Bilal Tunçsiper, University of Nigde Omer Halisdemir, Engineering Faculty, Environmental Engineering Department, 51240 Nigde, TURKEY

The contents of the article: This study proposes a new combined natural wastewater treatment (NWT) system where settlement basin and overland flow system were used beside constructed wetland system along with filtering materials, which contributes to existing knowledge. The system was designed to improve the water quality of an over-polluted creek that functions as a wastewater channels. In general, this system provided efficient results for controlling water pollution in over-polluted streams.

 

Article type: Review

Riparian Buffer Zone Efficiency: Quantifying Nutrient Retention in Wetlands of a Warm Temperate Climate Setting

Dominik Henrik Zak

Abstract: Riparian buffer zones are sections of natural or restored wetland forming a transition between land and aquatic environments, which can uptake agricultural pollutants such as nitrogen and phosphorus. These nutrients have the potential to accumulate in standing water bodies from lakes to the closed Baltic Sea, causing eutrophication and subsequent ecological degradation. This review attempts to quantify the nutrient input (load), nutrient output (loss) and nutrient removal and/or retention from multiple studies of various types of wetlands situated within the warm, temperate climatic region common to northern Central Europe located for example in Denmark, Germany, The Netherlands and Poland.

 

Long-term Hydrochemical Nutrient Data in Europe

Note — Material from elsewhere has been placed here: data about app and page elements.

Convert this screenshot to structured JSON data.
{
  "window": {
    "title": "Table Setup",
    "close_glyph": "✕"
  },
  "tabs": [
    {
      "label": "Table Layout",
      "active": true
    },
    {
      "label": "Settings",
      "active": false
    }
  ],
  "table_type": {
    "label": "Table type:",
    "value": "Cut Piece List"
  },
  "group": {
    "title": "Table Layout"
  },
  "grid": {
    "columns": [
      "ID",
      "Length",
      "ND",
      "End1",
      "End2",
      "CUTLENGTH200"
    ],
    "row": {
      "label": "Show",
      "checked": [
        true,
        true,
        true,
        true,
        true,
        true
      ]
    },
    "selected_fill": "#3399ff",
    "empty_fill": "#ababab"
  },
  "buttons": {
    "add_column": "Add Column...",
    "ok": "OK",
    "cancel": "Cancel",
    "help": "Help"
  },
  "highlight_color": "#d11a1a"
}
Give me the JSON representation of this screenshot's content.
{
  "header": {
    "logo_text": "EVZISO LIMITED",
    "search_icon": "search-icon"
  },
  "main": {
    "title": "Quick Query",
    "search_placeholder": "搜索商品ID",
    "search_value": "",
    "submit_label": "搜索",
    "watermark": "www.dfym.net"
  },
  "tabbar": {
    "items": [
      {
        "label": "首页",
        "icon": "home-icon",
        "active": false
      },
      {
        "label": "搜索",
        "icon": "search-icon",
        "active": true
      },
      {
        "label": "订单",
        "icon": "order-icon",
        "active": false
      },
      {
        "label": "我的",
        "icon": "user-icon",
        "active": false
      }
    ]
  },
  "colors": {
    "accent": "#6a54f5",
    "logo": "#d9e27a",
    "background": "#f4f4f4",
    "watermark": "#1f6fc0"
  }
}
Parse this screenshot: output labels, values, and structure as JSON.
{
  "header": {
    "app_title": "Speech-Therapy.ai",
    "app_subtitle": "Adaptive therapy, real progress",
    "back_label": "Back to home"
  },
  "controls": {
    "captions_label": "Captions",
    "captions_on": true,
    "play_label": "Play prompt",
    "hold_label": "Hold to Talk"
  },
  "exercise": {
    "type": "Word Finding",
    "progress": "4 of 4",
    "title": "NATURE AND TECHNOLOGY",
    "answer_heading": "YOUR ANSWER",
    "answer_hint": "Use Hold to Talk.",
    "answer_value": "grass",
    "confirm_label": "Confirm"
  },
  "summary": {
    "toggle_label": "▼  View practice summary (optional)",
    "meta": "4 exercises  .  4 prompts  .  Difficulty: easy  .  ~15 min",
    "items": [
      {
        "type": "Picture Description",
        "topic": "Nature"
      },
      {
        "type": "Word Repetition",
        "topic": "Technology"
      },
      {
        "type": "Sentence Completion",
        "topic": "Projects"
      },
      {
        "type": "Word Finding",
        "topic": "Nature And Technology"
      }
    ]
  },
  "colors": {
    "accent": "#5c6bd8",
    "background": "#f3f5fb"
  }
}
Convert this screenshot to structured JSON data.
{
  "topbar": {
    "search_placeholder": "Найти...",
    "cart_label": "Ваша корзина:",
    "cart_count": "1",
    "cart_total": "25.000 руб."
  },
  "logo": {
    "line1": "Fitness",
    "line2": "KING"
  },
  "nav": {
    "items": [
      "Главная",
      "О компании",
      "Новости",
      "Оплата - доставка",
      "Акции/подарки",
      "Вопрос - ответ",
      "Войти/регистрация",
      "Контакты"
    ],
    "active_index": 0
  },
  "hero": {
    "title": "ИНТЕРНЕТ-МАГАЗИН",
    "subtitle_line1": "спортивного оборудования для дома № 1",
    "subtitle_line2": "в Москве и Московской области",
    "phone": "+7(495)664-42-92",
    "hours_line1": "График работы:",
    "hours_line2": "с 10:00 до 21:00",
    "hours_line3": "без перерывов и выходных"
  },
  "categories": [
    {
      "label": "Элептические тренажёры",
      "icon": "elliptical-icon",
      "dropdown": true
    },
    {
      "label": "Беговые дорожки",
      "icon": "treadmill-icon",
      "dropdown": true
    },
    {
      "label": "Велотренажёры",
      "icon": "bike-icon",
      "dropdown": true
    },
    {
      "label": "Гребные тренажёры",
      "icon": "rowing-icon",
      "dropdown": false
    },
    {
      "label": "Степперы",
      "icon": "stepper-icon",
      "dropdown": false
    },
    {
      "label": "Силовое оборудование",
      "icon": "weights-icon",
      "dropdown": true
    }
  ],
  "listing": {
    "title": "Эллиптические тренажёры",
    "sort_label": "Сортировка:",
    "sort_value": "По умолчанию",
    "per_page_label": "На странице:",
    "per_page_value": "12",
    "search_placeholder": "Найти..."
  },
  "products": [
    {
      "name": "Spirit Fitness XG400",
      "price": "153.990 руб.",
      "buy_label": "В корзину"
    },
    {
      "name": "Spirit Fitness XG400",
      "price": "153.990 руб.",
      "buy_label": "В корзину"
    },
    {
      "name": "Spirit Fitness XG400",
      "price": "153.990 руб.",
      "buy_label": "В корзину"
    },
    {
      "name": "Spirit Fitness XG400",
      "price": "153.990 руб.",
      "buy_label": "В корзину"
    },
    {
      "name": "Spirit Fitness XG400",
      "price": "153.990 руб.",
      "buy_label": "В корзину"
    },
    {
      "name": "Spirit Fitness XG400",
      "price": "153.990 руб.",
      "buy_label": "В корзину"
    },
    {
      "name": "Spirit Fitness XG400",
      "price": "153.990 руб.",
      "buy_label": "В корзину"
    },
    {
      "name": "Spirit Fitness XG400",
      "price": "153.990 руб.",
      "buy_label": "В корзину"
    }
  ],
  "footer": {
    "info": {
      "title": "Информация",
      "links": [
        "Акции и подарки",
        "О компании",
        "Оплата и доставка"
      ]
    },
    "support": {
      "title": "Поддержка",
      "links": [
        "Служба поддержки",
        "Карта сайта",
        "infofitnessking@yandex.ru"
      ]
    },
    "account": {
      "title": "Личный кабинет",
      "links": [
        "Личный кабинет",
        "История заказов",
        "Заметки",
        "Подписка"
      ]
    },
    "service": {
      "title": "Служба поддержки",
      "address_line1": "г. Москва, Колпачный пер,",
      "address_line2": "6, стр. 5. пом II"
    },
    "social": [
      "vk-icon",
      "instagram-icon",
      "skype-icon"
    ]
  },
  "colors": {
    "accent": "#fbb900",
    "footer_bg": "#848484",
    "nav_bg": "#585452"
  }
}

Magdalena Bieroza.

Swedish University of Agricultural Sciences, Department of Soil and Environment, Uppsala, Sweden

Back to TopTop